Ben is showing off some nachos made with pulled pork and greens and tomatillo salsa from us, beans from Fairwinds Farm, and organic nacho chips. Tomorrow, January 6, is National Bean Day! We highly recommend that you eat your beans! (Especially with some smoked ham hocks or pulled pork.)

See you at market!

-Ailish

 

Holiday Hustle

We got a lot of things done this week! On Wednesday morning, we covered the new greenhouse with plastic (see photo below - the new greenhouseis on the right). That effort took the whole crew plus a few helpers for a total of eight people to get the plastic on. Each piece of plastic gets six ropes tied to it (around a tennis ball, to try to avoid tearing the plastic). We then tie something small but heavy - in this case, boots! - to each rope and throw it over the greenhouse so that each rope goes over the whole hoop structure.
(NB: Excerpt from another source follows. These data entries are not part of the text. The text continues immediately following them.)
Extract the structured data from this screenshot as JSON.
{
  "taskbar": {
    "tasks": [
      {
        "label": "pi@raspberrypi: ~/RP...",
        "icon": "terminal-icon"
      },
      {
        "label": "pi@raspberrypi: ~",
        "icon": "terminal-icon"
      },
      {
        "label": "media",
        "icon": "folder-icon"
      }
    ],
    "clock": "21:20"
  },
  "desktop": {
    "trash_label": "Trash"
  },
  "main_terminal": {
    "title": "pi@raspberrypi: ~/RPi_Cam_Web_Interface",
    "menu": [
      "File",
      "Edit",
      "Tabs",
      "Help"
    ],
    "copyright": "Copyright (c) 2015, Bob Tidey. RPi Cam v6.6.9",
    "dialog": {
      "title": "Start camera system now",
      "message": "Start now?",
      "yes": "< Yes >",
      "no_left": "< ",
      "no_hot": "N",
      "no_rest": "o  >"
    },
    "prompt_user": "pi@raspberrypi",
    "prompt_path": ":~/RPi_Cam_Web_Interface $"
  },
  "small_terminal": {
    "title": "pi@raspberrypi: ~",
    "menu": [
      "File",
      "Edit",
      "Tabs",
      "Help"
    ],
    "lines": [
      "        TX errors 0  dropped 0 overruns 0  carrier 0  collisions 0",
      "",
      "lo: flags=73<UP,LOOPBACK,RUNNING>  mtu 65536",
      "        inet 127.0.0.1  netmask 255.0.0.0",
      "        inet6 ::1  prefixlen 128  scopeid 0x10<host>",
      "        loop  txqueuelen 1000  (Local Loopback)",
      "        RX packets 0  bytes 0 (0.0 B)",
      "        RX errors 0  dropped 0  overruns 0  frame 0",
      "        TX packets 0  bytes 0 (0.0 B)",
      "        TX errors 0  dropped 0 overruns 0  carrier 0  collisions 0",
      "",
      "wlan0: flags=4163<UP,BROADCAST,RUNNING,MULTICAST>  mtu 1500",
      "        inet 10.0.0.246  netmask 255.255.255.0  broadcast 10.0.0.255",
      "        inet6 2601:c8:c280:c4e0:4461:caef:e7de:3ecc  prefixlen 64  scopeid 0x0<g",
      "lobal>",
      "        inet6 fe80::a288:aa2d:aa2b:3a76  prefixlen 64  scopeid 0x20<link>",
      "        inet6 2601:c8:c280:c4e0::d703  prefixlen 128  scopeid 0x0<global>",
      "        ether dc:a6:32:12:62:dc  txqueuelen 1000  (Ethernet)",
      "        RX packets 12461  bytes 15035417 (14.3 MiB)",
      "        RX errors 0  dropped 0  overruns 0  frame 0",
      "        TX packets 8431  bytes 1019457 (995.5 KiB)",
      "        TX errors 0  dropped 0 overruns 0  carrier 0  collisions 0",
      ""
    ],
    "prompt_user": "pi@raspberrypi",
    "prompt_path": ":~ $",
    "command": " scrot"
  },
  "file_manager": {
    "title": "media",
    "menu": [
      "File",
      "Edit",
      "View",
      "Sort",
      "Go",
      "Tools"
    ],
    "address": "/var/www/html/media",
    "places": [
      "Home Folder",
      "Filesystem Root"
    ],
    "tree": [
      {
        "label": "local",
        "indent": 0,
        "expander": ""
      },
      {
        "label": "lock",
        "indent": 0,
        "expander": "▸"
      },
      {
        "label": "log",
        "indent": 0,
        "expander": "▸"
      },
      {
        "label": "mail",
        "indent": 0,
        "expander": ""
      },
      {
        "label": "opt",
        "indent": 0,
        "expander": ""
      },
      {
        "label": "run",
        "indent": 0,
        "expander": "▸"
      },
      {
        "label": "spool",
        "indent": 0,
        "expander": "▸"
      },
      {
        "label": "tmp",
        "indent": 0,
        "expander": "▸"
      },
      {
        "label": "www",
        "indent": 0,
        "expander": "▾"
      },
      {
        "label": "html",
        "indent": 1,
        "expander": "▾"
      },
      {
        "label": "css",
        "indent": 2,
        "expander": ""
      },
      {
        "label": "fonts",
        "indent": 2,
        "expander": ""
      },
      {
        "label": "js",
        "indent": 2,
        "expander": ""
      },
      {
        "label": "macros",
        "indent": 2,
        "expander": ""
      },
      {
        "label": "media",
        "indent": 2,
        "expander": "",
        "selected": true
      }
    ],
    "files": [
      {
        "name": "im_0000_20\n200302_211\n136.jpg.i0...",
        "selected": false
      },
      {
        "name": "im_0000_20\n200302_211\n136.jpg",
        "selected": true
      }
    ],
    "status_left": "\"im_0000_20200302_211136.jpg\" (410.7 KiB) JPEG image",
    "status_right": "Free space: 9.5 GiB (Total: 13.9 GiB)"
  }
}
Once all six are over, we have one person pulling on each rope, and one person at each end of the greenhouse making sure the plastic doesn't catch on any pipes or bolts. By pulling firmly but gently, we can get a piece of plastic over the hoop structure in just a fewminutes. You can imagine how any amount of wind would make this challenging. We were lucky on Wednesday and it was very still.

Of course, each of these big houses has two pieces of plastic. The reason for that is that we will install a blower that will inflate the area between the two pieces, which creates an insulating envelope of air that helps prevent heat loss in the greenhouse.

After putting on the plastic, we use wiggle wire to fasten the plastic to the ends and sides of the greenhouse. Wiggle wire is a great and sometimes frustrating invention - the wire is crimped into a squared off zigzag, which snaps snugly into metal channel that can be screwed onto whatever surface necessary. We actually thought the fastening and finishing would take until sometime Thursday afternoon but we managed to get it done Wednesday!

After that we even had time to get some harvesting done for the weekend markets. We will be at both the Midcoast Winter Farmers' Market Friday 12/23 from 11-4 and the Brunswick Winter Market 12/24 from 9-12:30. Happy Holidays if we don't see you!

Cheers,
Ailish